The colonial precedence
The struggle to reconcile traditional Islamic values to Western modernist ones is not new in Northern Nigeria. It has a history that goes back to colonial times. After the conquest of Northern Nigeria (1900-1903), British colonizers faced several Islamic insurgencies. As I explained in an op-ed several years ago, many of these anti-British uprisings were organized by Muslims who were unwilling or unable to accept the new modernist order and instead sought to recreate what they understood to be ideal Islamic communities governed by Islamic moral prescriptions.
Despite these troubles, Northern Nigeria’s Islamic clerics and emirs eventually reconciled themselves to colonial institutions and modernity. They mastered imperial protocols and rituals, and constructed a productive relationship with metropolitan influences and modernist goods, all the while maintaining their traditional Islamic legitimacy.
As my ongoing book project titled Emirs in London will show, many of Northern Nigeria’s emirs and Muslim aristocrats traveled regularly to Britain and were at home in metropolitan cultural, political, and ideational circuits. Like Sheikh Gombe and Lau, they shopped for British goods, posed for photographs, and enjoyed the sights and sounds of London. Others visited the English monarch in Buckingham Palace, played Polo, watched and gambled on animal races in London’s racetracks, and then brought back British consumer and luxury goods to impress their subjects. Some, such as Muhammadu Dikko, the emir of Katsina, even redesigned the front façade of his palace to look like that of Buckingham Palace.
Northern Nigeria’s Muslim leaders of the colonial and early postcolonial period saw no conflict between their Islamic identity and devotion and British (and American) modernity. They navigated metropolitan spaces with ease and confidence. Because the emirs did not condemn British-borne modernity, their followers did not criticize their London adventures.
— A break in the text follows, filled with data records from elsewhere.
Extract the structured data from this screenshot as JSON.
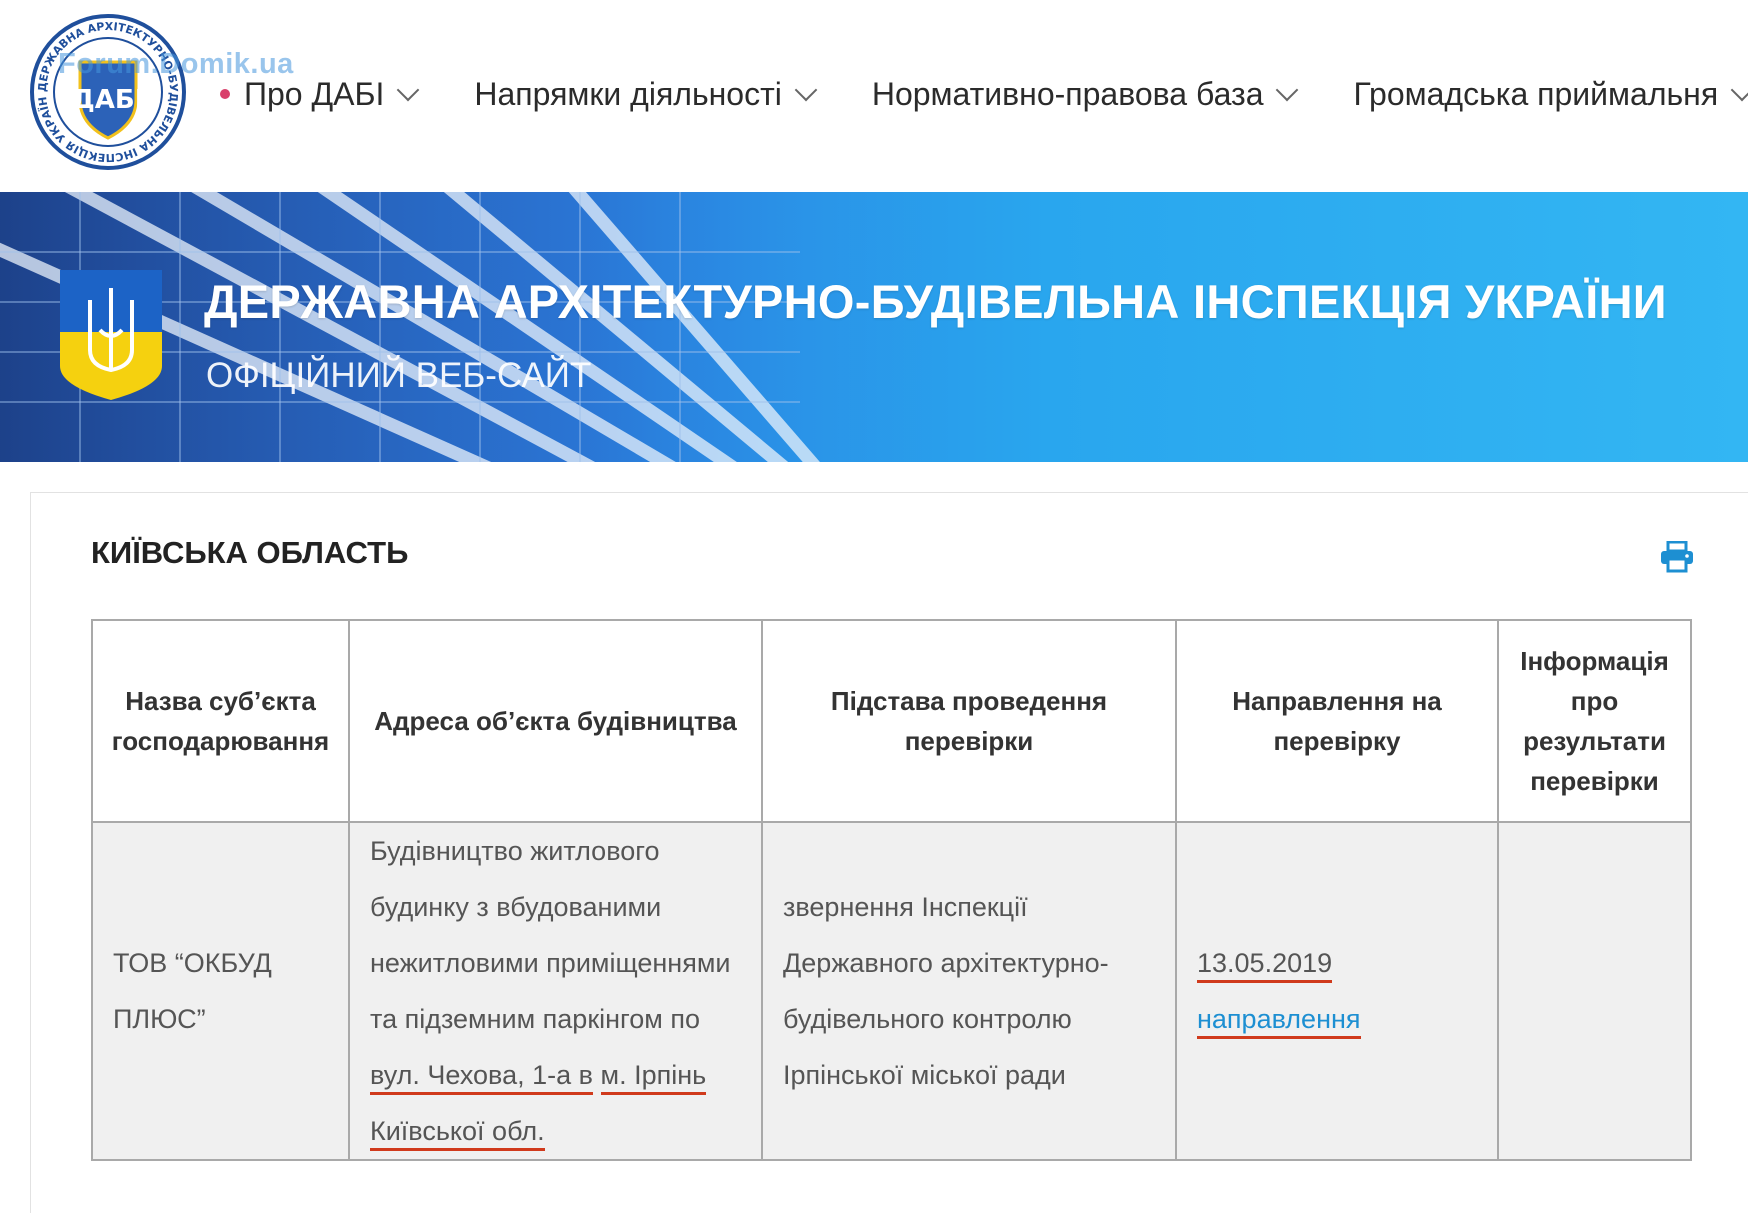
{
  "header": {
    "logo_text": "ДАБІ",
    "logo_ring_text": "ДЕРЖАВНА АРХІТЕКТУРНО-БУДІВЕЛЬНА ІНСПЕКЦІЯ УКРАЇНИ",
    "watermark": "Forum.Domik.ua"
  },
  "nav": {
    "items": [
      {
        "label": "Про ДАБІ"
      },
      {
        "label": "Напрямки діяльності"
      },
      {
        "label": "Нормативно-правова база"
      },
      {
        "label": "Громадська приймальня"
      }
    ]
  },
  "banner": {
    "title": "ДЕРЖАВНА АРХІТЕКТУРНО-БУДІВЕЛЬНА ІНСПЕКЦІЯ УКРАЇНИ",
    "subtitle": "ОФІЦІЙНИЙ ВЕБ-САЙТ"
  },
  "page": {
    "region_title": "КИЇВСЬКА ОБЛАСТЬ"
  },
  "table": {
    "headers": [
      "Назва суб’єкта господарювання",
      "Адреса об’єкта будівництва",
      "Підстава проведення перевірки",
      "Направлення на перевірку",
      "Інформація про результати перевірки"
    ],
    "rows": [
      {
        "subject": "ТОВ “ОКБУД ПЛЮС”",
        "address_plain": "Будівництво житлового будинку з вбудованими нежитловими приміщеннями та підземним паркінгом по ",
        "address_underlined_1": "вул. Чехова, 1-а в",
        "address_underlined_2": "м. Ірпінь Київської обл.",
        "basis": "звернення Інспекції Державного архітектурно-будівельного контролю Ірпінської міської ради",
        "referral_date": "13.05.2019",
        "referral_link": "направлення",
        "results": ""
      }
    ]
  },
  "colors": {
    "accent_link": "#1d8fd2",
    "underline_mark": "#d03a1c",
    "banner_blue": "#2a86e3"
  }
}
Instead their subjects continued to look up to them for moral example. Despite the emirs’ entwinements in British culture and their copious consumption of British goods, their followers in Northern Nigeria regarded them as models of appropriate engagements with modernity and as Islamic arbiters of what constituted the acceptable limits of participation in Western culture.
The shift towards a more adversarial relationship with Western modernity and culture is thus recent, a product of the mainstreaming of the Salafi tendency in Northern Nigerian Islam.
At the same time, colonialism is implicated in the current struggle to define the relationship of Northern Nigeria’s Muslims with Western goods, ideas, and spaces.
Withholding Western education from the Muslim emirates, British colonizers had hoped to appease emirs and Islamic aristocrats whose support and cooperation they needed to rule the region. Instead, the decision saddled the region with a high rate of illiteracy in a postcolonial nation in which credentialed Western education still presents the most viable path to upward socioeconomic mobility. The resulting deficit of Western education has also provided a receptive audience to the anti-modernist, anti-Western ideologies espoused by Salafi clerics.
Lacking an educational pathway into the Nigerian economy, many Northern Nigerian Muslim youth are preys in the orbit of radical Salafi preachers. They are easily seduced by the Salafi clerics’ offer of Utopian moral escape from a corrupt society, and by their wholesale denunciation of a plethora of unfamiliar Western goods and cultural influences.
The ongoing ideological struggle in Northern Nigerian Islam, which the recent online debate encapsulates, is thus partly one between those entrenched in a modernist ethos and thus defensive of it and those suspicious of modernity and the unmediated influence of Western education and culture.